Suburban Dallas police departments are arming officers with ballistic helmets and body armor after the Dallas and Baton Rouge attacks on police.
Typically, if officers want military gear, they buy it themselves. But since the police attacks, several DFW departments have decided to spend hundreds of thousands of dollars to outfit officers with 'active shooter kits,’ including helmets, vests, shields, face masks and batons.
Plano police say it was an attack on police in 2004, years before the Dallas shooting, that got them thinking about getting stronger weapons and armor.
"We didn't have rifles at that time. We were going up against individuals who did,” said David Tilley. “We were clearly outgunned."
Three "takeover bandits" who were armed with automatic rifles had a rolling gun battle with Richardson and Plano police after robbing a bank and carjacking three drivers. A Plano officer dodged a bullet by inches.
After that, Plano police armed themselves with AR-15s, and talks began about getting better body armor.
"It was at that point that we started looking into these plate carriers."
The Plano City Council just approved the purchase of 350 sets of ballistic helmets, plates and vests for all of the department's sworn officers.
At the end of August, Allen Police will ask their city council to buy a hundred "active shooter kits" that include a helmet and armor.
Richardson police just ordered 160 similar sets, and McKinney police also plan to purchase military gear.
The vest Plano Police Spokesperson David Tilley wears now works for every day, but would not protect him from bullets shooting out of high-powered guns.

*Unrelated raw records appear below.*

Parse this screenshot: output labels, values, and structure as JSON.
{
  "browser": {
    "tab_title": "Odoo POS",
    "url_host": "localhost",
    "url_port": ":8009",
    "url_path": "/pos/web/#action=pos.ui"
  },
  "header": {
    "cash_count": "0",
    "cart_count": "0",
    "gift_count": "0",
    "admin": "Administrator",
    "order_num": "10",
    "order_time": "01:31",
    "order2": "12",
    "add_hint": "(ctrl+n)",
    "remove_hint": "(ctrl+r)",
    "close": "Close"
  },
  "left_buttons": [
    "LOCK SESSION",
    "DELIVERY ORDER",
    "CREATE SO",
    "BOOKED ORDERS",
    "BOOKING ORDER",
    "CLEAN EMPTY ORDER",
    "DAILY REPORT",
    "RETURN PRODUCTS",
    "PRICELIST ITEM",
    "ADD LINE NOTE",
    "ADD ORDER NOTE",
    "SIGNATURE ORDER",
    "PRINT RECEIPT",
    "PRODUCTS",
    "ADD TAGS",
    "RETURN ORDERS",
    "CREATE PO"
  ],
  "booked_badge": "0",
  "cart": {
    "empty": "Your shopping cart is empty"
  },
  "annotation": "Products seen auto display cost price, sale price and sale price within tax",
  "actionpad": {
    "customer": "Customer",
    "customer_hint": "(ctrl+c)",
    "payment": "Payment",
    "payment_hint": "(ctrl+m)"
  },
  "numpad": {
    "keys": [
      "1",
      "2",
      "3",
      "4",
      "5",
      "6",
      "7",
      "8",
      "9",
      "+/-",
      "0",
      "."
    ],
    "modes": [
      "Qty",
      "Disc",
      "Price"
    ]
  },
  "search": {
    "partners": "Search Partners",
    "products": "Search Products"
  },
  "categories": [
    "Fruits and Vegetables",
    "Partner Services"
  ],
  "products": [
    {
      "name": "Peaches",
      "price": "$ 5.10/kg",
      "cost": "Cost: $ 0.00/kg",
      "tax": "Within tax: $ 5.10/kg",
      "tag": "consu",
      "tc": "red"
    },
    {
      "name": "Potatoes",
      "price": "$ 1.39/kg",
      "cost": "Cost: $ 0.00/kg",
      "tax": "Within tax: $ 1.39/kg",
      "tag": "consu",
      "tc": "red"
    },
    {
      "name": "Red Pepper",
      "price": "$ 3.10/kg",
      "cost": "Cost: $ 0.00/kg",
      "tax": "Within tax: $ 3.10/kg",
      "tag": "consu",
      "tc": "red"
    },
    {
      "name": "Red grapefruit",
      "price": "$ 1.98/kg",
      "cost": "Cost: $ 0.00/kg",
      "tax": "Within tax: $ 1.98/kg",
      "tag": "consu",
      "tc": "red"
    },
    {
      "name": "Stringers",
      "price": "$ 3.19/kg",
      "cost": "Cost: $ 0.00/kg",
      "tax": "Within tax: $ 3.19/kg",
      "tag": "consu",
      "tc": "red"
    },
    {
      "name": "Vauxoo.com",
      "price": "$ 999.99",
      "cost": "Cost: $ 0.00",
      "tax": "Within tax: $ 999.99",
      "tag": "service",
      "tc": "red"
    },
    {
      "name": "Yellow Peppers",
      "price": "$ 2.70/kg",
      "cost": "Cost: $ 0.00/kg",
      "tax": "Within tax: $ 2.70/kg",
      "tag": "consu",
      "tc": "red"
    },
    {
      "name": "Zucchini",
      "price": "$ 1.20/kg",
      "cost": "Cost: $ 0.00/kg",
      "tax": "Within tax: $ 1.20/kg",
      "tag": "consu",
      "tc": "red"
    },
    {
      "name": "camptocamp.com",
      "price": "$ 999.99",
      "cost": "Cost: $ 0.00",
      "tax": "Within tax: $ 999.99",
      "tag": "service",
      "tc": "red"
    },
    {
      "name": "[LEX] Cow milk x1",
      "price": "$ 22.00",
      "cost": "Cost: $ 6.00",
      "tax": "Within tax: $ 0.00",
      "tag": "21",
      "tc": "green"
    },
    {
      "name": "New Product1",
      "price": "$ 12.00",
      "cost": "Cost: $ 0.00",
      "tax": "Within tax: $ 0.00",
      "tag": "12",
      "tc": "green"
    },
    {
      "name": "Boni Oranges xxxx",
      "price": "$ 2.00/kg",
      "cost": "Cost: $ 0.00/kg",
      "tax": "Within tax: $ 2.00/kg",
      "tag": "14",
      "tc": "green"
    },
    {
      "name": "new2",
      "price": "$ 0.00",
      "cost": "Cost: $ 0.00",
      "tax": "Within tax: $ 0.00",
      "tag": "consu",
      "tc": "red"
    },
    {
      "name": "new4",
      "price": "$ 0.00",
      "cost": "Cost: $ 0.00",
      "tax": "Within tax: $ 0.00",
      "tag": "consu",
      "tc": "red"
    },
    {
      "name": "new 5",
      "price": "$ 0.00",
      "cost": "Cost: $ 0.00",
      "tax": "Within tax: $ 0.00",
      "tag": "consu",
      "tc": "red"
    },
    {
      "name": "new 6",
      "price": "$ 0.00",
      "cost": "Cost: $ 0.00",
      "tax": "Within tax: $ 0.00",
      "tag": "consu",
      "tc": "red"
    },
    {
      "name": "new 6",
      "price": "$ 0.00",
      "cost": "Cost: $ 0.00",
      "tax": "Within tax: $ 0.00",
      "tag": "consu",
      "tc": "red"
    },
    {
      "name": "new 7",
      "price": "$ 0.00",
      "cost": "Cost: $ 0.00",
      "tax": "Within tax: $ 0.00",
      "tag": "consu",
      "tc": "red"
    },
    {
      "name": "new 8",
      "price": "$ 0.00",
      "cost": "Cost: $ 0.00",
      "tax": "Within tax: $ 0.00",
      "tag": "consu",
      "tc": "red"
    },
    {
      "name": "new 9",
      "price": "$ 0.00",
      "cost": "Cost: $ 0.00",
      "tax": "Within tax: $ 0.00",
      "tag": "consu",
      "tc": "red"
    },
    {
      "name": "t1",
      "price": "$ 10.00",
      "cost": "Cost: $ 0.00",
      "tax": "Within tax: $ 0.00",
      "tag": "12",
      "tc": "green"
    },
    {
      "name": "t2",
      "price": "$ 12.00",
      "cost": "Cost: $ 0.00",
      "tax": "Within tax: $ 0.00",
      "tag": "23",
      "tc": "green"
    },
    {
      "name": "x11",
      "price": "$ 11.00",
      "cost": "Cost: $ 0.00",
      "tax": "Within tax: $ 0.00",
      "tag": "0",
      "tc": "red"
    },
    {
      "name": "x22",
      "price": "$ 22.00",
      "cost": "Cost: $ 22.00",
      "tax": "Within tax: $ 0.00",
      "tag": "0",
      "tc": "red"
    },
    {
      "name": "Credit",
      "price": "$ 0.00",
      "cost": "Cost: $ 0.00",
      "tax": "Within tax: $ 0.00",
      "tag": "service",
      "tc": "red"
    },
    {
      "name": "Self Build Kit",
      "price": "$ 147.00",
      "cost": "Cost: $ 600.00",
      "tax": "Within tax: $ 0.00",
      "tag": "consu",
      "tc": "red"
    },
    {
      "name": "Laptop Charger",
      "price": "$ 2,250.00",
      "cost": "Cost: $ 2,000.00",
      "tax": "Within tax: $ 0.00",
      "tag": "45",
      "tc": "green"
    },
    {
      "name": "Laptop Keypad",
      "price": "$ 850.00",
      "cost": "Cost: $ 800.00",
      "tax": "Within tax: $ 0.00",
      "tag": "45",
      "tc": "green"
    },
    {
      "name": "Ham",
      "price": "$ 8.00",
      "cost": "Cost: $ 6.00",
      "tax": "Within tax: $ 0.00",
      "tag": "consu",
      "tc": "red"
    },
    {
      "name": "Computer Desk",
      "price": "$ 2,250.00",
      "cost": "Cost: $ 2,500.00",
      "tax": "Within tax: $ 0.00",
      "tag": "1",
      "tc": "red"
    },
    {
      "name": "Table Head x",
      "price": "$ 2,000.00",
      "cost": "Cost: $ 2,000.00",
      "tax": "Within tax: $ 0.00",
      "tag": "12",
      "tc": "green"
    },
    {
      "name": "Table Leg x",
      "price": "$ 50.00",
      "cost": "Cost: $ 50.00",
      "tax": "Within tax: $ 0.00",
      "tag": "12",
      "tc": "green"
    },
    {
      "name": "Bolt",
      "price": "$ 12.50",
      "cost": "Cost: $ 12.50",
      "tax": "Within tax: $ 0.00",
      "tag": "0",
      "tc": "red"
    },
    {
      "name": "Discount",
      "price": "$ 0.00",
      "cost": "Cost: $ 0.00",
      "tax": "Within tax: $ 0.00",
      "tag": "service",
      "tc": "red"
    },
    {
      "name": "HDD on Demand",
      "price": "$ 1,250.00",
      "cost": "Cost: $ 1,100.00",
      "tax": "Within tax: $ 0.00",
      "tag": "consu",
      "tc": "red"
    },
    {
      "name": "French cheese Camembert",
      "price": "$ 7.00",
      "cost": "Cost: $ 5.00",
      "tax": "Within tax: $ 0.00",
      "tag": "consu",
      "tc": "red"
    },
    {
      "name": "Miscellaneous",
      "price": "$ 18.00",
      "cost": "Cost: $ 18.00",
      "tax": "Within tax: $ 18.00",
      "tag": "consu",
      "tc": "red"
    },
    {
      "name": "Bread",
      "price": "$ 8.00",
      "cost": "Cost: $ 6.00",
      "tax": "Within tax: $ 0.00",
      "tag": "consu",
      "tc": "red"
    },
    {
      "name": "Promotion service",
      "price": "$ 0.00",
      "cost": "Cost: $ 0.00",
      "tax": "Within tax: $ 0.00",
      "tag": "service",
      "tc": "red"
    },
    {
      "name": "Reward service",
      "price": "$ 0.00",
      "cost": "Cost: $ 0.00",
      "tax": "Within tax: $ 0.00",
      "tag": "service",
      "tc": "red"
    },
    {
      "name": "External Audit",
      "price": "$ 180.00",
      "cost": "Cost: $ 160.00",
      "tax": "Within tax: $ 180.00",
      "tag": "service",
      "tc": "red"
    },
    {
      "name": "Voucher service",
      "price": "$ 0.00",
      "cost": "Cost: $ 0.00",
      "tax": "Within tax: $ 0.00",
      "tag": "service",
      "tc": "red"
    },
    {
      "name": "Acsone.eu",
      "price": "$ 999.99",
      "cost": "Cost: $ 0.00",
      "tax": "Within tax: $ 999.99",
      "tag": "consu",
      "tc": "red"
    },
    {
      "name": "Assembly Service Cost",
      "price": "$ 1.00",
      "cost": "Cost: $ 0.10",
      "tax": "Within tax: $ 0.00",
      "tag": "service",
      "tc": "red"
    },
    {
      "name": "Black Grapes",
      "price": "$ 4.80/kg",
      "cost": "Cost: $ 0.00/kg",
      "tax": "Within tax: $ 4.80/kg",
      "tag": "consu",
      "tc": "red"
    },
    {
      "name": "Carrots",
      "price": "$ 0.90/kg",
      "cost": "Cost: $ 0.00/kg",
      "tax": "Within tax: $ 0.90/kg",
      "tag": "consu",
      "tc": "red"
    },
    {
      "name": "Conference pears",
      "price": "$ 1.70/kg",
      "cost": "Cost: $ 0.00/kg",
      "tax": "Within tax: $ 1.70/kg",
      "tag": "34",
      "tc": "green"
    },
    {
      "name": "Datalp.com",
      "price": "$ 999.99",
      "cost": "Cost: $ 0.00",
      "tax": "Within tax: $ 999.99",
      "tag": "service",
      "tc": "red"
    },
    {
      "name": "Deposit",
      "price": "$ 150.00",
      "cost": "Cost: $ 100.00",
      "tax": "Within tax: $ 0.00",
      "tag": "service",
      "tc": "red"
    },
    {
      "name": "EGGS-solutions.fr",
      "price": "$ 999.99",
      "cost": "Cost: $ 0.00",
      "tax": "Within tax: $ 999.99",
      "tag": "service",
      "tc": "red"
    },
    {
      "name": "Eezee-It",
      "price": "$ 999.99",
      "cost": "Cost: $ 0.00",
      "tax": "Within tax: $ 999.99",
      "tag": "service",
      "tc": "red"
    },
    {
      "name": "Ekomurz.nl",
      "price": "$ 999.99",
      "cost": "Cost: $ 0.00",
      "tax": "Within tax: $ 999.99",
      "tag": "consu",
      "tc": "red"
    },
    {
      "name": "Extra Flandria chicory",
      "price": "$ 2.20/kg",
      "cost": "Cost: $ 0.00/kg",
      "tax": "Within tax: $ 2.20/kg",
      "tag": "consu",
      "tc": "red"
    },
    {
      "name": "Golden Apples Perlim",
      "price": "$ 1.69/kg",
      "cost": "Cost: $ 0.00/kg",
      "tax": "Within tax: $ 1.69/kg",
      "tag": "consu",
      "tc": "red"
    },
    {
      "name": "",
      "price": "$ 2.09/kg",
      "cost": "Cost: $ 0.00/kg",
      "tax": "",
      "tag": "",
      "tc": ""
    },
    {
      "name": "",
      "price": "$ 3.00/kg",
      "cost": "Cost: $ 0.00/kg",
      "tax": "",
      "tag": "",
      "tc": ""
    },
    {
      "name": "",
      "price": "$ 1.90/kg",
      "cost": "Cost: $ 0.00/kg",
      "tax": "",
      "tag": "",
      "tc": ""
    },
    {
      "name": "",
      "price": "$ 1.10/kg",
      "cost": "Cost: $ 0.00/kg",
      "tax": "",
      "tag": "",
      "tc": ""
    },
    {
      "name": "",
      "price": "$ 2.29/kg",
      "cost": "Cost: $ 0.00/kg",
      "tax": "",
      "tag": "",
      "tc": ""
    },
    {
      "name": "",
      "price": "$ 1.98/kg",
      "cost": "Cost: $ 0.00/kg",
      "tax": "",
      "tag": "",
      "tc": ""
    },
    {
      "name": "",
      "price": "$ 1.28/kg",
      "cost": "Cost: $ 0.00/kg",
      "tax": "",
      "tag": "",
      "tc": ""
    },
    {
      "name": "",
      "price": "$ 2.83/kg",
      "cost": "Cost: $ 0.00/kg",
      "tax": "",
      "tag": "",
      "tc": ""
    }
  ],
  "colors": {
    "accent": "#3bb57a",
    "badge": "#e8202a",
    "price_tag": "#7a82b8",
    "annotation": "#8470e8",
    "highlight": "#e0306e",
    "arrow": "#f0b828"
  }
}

"We've always been classified as a very safe community,” said Tilley. “But what is happening in Dallas could happen here, and we have to be prepared."
The Frisco Police Department wants to equip each of their 200 officers with a ballistic helmet, plates and vest, plus riot gear and rifles, for about $400,000.
Tilley says a dozen or so Plano police officers have chosen to carry an AR-15 as their patrol weapon since the Dallas shooting. And as long as they are trained on the gun, it's an officer's prerogative to do so.
"We're at a disadvantage and we're failing our community and our ability to protect them,” said Tilley. “We have to be able to make sure we have the necessary weapons to keep our citizens safe."
A Collin County Sheriff's Deputy said the department has ordered every patrol deputy ballistic helmets, plates, vests and rifles.
David Tilley with the Plano Police Department also said he took calls from two other area departments asking for information about the equipment Plano police is ordering for their own departments.